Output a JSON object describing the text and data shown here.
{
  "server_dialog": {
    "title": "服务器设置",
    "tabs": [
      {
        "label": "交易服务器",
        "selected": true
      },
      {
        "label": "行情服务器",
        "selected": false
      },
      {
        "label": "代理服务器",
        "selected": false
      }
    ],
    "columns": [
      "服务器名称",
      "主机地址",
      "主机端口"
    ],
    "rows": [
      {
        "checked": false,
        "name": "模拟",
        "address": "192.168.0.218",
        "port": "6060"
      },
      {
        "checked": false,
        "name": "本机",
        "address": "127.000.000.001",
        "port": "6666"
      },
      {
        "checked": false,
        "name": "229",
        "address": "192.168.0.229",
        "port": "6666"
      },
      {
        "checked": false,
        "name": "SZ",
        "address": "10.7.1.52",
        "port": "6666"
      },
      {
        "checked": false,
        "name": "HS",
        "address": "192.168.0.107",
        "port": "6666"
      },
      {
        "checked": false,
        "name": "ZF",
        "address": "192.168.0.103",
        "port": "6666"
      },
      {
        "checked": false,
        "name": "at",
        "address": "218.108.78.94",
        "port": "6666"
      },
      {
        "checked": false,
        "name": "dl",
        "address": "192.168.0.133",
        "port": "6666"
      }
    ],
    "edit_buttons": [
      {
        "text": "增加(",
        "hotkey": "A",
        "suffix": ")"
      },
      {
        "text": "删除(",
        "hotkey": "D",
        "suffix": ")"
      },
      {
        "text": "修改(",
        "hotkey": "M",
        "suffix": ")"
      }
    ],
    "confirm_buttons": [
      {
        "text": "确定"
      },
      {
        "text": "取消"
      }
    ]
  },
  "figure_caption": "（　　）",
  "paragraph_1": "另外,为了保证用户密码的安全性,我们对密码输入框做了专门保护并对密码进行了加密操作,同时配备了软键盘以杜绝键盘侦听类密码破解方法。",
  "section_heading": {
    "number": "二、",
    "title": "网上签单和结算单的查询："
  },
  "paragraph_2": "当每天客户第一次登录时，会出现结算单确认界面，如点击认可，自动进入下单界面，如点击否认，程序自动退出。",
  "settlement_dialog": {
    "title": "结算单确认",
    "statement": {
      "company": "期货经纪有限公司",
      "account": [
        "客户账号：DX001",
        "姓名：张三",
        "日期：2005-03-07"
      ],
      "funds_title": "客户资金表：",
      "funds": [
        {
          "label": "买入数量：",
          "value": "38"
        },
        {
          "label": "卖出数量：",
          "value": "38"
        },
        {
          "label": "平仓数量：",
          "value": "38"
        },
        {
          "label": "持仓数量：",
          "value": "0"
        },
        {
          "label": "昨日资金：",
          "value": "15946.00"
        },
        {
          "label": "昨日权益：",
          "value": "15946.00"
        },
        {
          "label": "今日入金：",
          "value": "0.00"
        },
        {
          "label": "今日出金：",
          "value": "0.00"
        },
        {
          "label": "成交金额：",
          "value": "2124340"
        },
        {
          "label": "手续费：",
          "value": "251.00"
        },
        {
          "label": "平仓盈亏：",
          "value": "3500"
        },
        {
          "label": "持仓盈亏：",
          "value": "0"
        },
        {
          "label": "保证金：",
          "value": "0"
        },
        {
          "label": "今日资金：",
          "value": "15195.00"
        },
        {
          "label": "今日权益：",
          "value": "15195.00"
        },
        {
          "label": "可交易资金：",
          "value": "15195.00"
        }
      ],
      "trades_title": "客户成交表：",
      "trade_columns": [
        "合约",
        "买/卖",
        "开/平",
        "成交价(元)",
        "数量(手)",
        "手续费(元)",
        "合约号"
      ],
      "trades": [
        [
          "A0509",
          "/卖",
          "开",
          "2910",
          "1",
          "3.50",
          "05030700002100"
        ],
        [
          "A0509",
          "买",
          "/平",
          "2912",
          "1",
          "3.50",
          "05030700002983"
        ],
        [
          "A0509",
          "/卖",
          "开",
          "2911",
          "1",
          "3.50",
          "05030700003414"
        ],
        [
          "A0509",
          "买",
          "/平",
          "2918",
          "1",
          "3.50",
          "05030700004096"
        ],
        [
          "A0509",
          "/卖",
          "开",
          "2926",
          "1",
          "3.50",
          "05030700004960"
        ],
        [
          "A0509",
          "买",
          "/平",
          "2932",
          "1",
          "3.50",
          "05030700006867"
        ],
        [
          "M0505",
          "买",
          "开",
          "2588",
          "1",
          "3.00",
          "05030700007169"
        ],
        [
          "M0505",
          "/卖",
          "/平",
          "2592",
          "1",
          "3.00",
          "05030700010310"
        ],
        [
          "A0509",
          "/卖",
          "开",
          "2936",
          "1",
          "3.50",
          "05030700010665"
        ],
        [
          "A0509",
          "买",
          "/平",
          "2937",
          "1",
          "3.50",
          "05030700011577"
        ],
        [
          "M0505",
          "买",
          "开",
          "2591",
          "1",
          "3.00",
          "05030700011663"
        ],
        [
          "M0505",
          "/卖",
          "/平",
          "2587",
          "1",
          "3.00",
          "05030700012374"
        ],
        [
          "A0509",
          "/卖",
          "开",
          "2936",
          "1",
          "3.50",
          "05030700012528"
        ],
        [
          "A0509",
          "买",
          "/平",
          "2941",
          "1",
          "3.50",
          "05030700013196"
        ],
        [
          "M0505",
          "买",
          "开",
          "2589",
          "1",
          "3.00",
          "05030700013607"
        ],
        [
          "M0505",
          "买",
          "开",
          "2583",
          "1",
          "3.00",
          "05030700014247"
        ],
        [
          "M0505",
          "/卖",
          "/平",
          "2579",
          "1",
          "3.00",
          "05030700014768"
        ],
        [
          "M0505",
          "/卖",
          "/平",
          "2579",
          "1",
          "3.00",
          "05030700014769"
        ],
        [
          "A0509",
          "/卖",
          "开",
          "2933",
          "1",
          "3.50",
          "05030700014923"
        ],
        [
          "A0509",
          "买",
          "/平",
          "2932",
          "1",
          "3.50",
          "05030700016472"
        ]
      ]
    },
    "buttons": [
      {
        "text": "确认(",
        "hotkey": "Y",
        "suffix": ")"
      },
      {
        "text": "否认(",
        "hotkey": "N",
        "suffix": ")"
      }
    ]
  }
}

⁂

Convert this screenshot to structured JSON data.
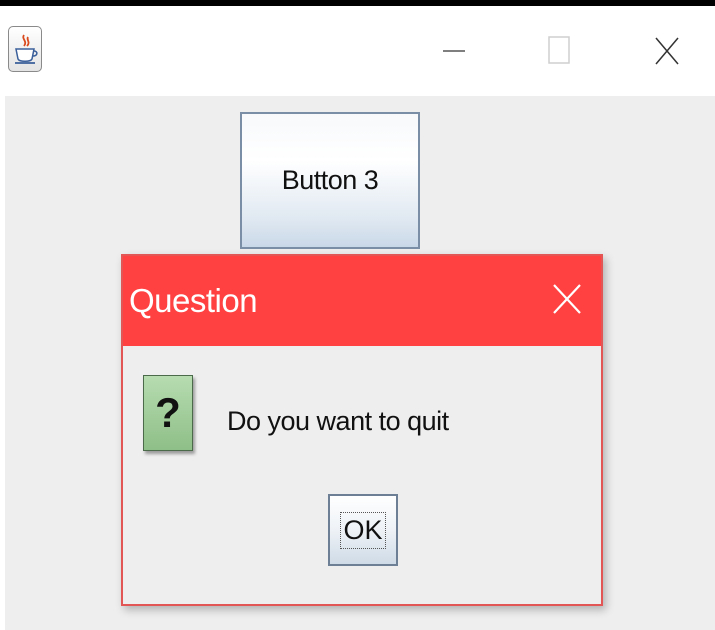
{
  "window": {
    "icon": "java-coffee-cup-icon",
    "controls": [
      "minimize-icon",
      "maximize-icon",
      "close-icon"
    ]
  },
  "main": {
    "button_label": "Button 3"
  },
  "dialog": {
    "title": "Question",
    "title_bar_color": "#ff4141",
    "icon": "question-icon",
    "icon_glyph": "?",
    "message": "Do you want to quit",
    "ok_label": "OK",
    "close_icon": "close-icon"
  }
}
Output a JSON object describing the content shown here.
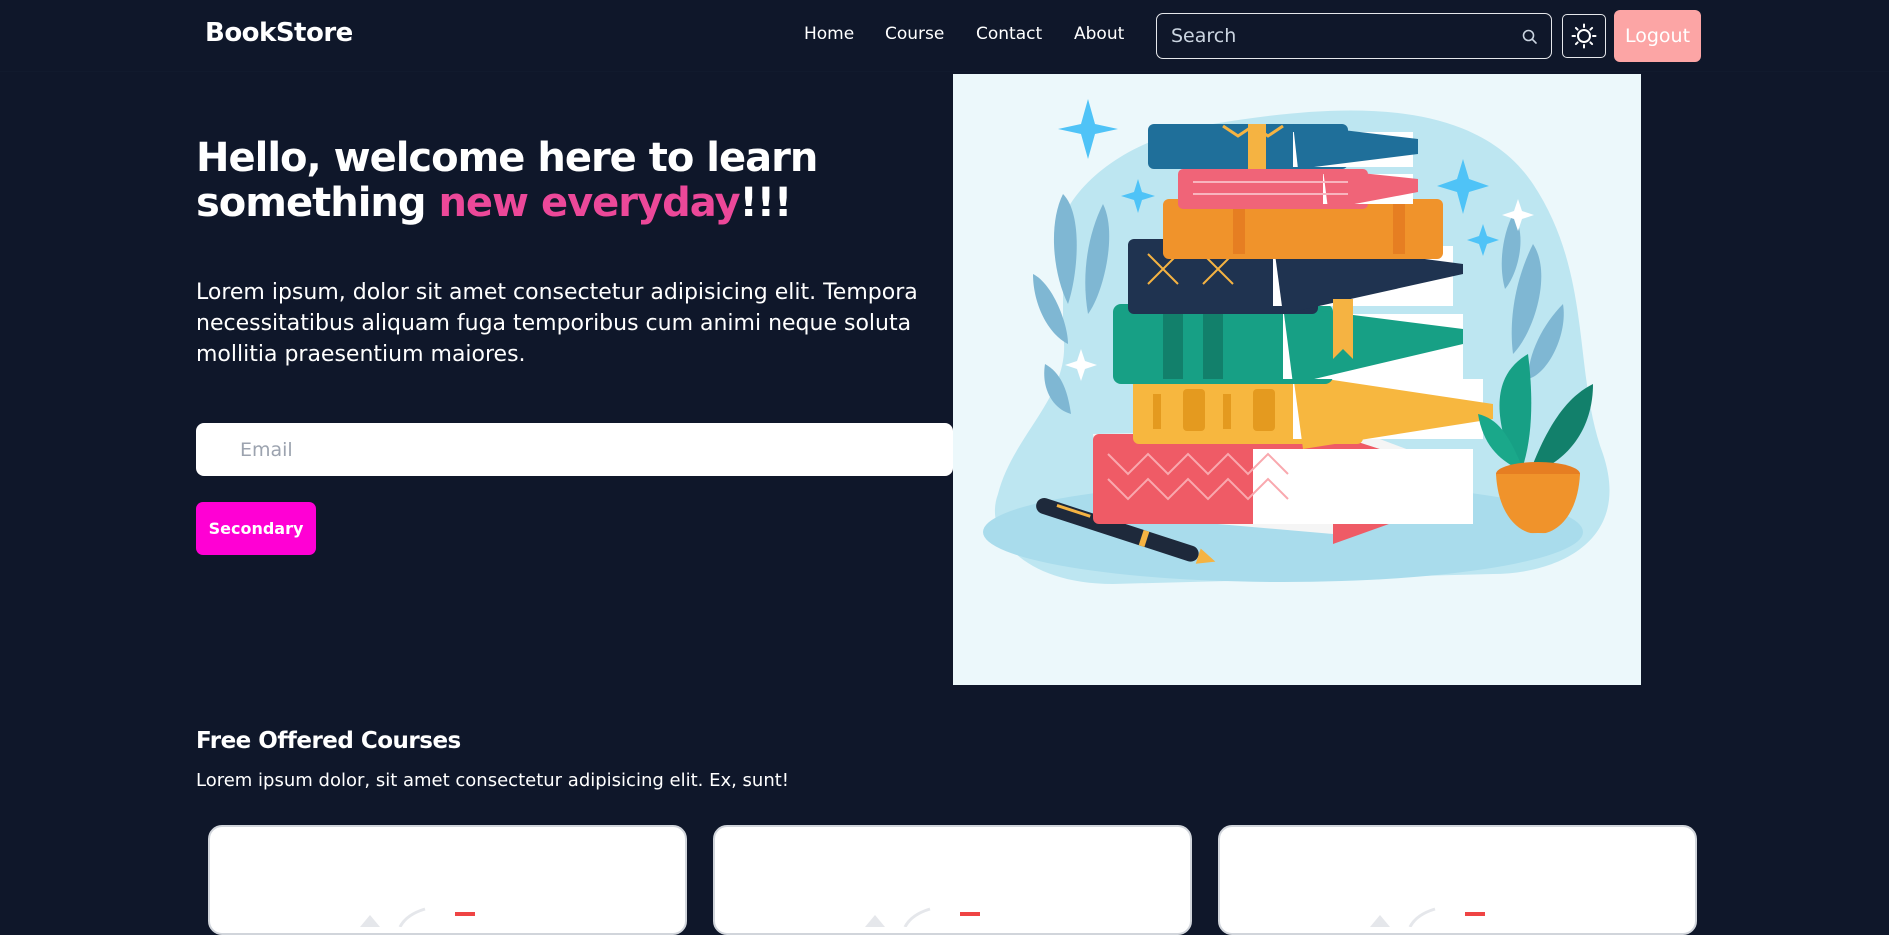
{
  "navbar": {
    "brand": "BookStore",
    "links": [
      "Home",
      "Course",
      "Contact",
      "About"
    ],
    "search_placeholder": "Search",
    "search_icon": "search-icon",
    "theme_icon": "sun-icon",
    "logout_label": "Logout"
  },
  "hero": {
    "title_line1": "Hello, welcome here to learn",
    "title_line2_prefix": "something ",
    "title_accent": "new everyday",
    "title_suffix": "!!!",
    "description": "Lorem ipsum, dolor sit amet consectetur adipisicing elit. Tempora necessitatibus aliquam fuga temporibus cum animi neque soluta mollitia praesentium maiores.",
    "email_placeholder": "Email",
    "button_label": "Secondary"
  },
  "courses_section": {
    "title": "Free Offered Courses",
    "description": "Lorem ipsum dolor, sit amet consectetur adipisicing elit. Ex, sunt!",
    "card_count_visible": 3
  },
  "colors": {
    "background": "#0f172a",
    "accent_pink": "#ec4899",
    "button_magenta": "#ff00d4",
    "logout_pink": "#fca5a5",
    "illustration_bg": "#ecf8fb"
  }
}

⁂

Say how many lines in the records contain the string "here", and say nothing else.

▶ _FINAL ANSWER_: 3